[Your task]
Retype the data in its entirety, with no word changed.

━━━ Input data

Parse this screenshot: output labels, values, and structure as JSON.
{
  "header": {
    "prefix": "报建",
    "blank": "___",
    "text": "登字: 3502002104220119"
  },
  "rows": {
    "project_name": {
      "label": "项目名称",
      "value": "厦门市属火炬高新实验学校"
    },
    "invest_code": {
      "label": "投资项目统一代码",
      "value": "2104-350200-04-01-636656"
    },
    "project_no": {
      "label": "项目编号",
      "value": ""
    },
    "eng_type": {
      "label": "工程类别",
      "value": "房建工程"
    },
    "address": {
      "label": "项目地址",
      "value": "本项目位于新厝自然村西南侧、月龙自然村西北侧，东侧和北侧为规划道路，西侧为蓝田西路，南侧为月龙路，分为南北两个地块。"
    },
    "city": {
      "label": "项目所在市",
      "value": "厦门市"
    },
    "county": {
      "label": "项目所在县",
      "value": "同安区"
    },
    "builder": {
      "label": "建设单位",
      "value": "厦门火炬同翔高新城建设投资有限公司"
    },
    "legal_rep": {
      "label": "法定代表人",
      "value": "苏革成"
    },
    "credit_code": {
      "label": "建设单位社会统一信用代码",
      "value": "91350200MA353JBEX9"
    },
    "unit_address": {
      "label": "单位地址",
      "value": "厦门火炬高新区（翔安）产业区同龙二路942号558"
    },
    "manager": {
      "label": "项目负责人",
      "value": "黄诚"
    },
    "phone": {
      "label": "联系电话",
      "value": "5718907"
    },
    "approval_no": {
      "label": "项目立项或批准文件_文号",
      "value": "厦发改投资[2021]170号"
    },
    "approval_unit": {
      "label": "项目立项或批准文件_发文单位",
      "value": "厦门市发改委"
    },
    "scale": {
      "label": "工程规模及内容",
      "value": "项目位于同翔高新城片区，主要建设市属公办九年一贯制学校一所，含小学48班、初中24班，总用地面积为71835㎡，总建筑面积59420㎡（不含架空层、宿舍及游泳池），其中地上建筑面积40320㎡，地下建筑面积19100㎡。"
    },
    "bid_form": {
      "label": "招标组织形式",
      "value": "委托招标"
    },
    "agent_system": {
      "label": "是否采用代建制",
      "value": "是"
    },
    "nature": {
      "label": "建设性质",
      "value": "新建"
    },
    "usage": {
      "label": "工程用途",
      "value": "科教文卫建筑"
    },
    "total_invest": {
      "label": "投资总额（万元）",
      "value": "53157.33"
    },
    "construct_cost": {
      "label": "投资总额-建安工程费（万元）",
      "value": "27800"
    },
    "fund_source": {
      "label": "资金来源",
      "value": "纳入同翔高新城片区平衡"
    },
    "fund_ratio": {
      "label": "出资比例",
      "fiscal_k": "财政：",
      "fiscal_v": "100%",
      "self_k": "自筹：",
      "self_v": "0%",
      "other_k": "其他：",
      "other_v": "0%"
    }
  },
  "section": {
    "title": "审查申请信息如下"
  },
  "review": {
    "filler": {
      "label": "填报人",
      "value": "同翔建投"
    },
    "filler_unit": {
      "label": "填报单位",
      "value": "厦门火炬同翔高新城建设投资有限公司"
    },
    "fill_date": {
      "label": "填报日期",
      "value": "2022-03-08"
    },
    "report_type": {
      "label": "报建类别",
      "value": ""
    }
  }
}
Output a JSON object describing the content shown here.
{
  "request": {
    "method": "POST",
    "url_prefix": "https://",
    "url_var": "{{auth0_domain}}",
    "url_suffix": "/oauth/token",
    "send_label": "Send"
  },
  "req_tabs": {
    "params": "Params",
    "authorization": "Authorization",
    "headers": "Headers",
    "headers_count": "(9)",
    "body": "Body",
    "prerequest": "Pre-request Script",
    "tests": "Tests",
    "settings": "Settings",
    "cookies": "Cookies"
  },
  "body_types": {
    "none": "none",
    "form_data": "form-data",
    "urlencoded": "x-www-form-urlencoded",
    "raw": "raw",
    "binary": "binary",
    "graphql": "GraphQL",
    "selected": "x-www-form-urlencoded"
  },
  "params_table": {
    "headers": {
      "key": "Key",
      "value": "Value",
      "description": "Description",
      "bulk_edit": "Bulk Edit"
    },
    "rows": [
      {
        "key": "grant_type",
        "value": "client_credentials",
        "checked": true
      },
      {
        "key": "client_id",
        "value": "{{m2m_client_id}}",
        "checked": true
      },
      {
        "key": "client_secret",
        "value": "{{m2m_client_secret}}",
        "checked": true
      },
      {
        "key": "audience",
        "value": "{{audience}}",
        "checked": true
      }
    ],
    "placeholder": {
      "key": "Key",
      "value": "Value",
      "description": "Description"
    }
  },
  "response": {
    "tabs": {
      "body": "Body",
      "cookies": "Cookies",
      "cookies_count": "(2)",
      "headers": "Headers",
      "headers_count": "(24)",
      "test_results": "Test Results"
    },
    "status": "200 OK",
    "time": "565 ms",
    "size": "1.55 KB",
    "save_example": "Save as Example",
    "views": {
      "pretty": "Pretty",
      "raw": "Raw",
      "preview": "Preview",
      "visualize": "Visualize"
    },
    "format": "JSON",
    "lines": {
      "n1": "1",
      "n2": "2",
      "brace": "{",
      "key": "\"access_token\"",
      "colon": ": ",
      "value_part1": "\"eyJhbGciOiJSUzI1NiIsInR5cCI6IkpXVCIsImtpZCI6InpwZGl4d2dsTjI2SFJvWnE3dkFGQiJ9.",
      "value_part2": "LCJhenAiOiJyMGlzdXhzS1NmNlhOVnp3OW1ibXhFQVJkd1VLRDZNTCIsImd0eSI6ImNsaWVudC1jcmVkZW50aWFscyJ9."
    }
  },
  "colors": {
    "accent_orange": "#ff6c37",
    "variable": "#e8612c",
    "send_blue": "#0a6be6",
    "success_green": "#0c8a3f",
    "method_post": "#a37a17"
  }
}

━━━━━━

[Answer to this exercise]
Parse this screenshot: output labels, values, and structure as JSON.
{
  "header": {
    "prefix": "报建",
    "blank": "___",
    "text": "登字: 3502002104220119"
  },
  "rows": {
    "project_name": {
      "label": "项目名称",
      "value": "厦门市属火炬高新实验学校"
    },
    "invest_code": {
      "label": "投资项目统一代码",
      "value": "2104-350200-04-01-636656"
    },
    "project_no": {
      "label": "项目编号",
      "value": ""
    },
    "eng_type": {
      "label": "工程类别",
      "value": "房建工程"
    },
    "address": {
      "label": "项目地址",
      "value": "本项目位于新厝自然村西南侧、月龙自然村西北侧，东侧和北侧为规划道路，西侧为蓝田西路，南侧为月龙路，分为南北两个地块。"
    },
    "city": {
      "label": "项目所在市",
      "value": "厦门市"
    },
    "county": {
      "label": "项目所在县",
      "value": "同安区"
    },
    "builder": {
      "label": "建设单位",
      "value": "厦门火炬同翔高新城建设投资有限公司"
    },
    "legal_rep": {
      "label": "法定代表人",
      "value": "苏革成"
    },
    "credit_code": {
      "label": "建设单位社会统一信用代码",
      "value": "91350200MA353JBEX9"
    },
    "unit_address": {
      "label": "单位地址",
      "value": "厦门火炬高新区（翔安）产业区同龙二路942号558"
    },
    "manager": {
      "label": "项目负责人",
      "value": "黄诚"
    },
    "phone": {
      "label": "联系电话",
      "value": "5718907"
    },
    "approval_no": {
      "label": "项目立项或批准文件_文号",
      "value": "厦发改投资[2021]170号"
    },
    "approval_unit": {
      "label": "项目立项或批准文件_发文单位",
      "value": "厦门市发改委"
    },
    "scale": {
      "label": "工程规模及内容",
      "value": "项目位于同翔高新城片区，主要建设市属公办九年一贯制学校一所，含小学48班、初中24班，总用地面积为71835㎡，总建筑面积59420㎡（不含架空层、宿舍及游泳池），其中地上建筑面积40320㎡，地下建筑面积19100㎡。"
    },
    "bid_form": {
      "label": "招标组织形式",
      "value": "委托招标"
    },
    "agent_system": {
      "label": "是否采用代建制",
      "value": "是"
    },
    "nature": {
      "label": "建设性质",
      "value": "新建"
    },
    "usage": {
      "label": "工程用途",
      "value": "科教文卫建筑"
    },
    "total_invest": {
      "label": "投资总额（万元）",
      "value": "53157.33"
    },
    "construct_cost": {
      "label": "投资总额-建安工程费（万元）",
      "value": "27800"
    },
    "fund_source": {
      "label": "资金来源",
      "value": "纳入同翔高新城片区平衡"
    },
    "fund_ratio": {
      "label": "出资比例",
      "fiscal_k": "财政：",
      "fiscal_v": "100%",
      "self_k": "自筹：",
      "self_v": "0%",
      "other_k": "其他：",
      "other_v": "0%"
    }
  },
  "section": {
    "title": "审查申请信息如下"
  },
  "review": {
    "filler": {
      "label": "填报人",
      "value": "同翔建投"
    },
    "filler_unit": {
      "label": "填报单位",
      "value": "厦门火炬同翔高新城建设投资有限公司"
    },
    "fill_date": {
      "label": "填报日期",
      "value": "2022-03-08"
    },
    "report_type": {
      "label": "报建类别",
      "value": ""
    }
  }
}
Output a JSON object describing the content shown here.
{
  "request": {
    "method": "POST",
    "url_prefix": "https://",
    "url_var": "{{auth0_domain}}",
    "url_suffix": "/oauth/token",
    "send_label": "Send"
  },
  "req_tabs": {
    "params": "Params",
    "authorization": "Authorization",
    "headers": "Headers",
    "headers_count": "(9)",
    "body": "Body",
    "prerequest": "Pre-request Script",
    "tests": "Tests",
    "settings": "Settings",
    "cookies": "Cookies"
  },
  "body_types": {
    "none": "none",
    "form_data": "form-data",
    "urlencoded": "x-www-form-urlencoded",
    "raw": "raw",
    "binary": "binary",
    "graphql": "GraphQL",
    "selected": "x-www-form-urlencoded"
  },
  "params_table": {
    "headers": {
      "key": "Key",
      "value": "Value",
      "description": "Description",
      "bulk_edit": "Bulk Edit"
    },
    "rows": [
      {
        "key": "grant_type",
        "value": "client_credentials",
        "checked": true
      },
      {
        "key": "client_id",
        "value": "{{m2m_client_id}}",
        "checked": true
      },
      {
        "key": "client_secret",
        "value": "{{m2m_client_secret}}",
        "checked": true
      },
      {
        "key": "audience",
        "value": "{{audience}}",
        "checked": true
      }
    ],
    "placeholder": {
      "key": "Key",
      "value": "Value",
      "description": "Description"
    }
  },
  "response": {
    "tabs": {
      "body": "Body",
      "cookies": "Cookies",
      "cookies_count": "(2)",
      "headers": "Headers",
      "headers_count": "(24)",
      "test_results": "Test Results"
    },
    "status": "200 OK",
    "time": "565 ms",
    "size": "1.55 KB",
    "save_example": "Save as Example",
    "views": {
      "pretty": "Pretty",
      "raw": "Raw",
      "preview": "Preview",
      "visualize": "Visualize"
    },
    "format": "JSON",
    "lines": {
      "n1": "1",
      "n2": "2",
      "brace": "{",
      "key": "\"access_token\"",
      "colon": ": ",
      "value_part1": "\"eyJhbGciOiJSUzI1NiIsInR5cCI6IkpXVCIsImtpZCI6InpwZGl4d2dsTjI2SFJvWnE3dkFGQiJ9.",
      "value_part2": "LCJhenAiOiJyMGlzdXhzS1NmNlhOVnp3OW1ibXhFQVJkd1VLRDZNTCIsImd0eSI6ImNsaWVudC1jcmVkZW50aWFscyJ9."
    }
  },
  "colors": {
    "accent_orange": "#ff6c37",
    "variable": "#e8612c",
    "send_blue": "#0a6be6",
    "success_green": "#0c8a3f",
    "method_post": "#a37a17"
  }
}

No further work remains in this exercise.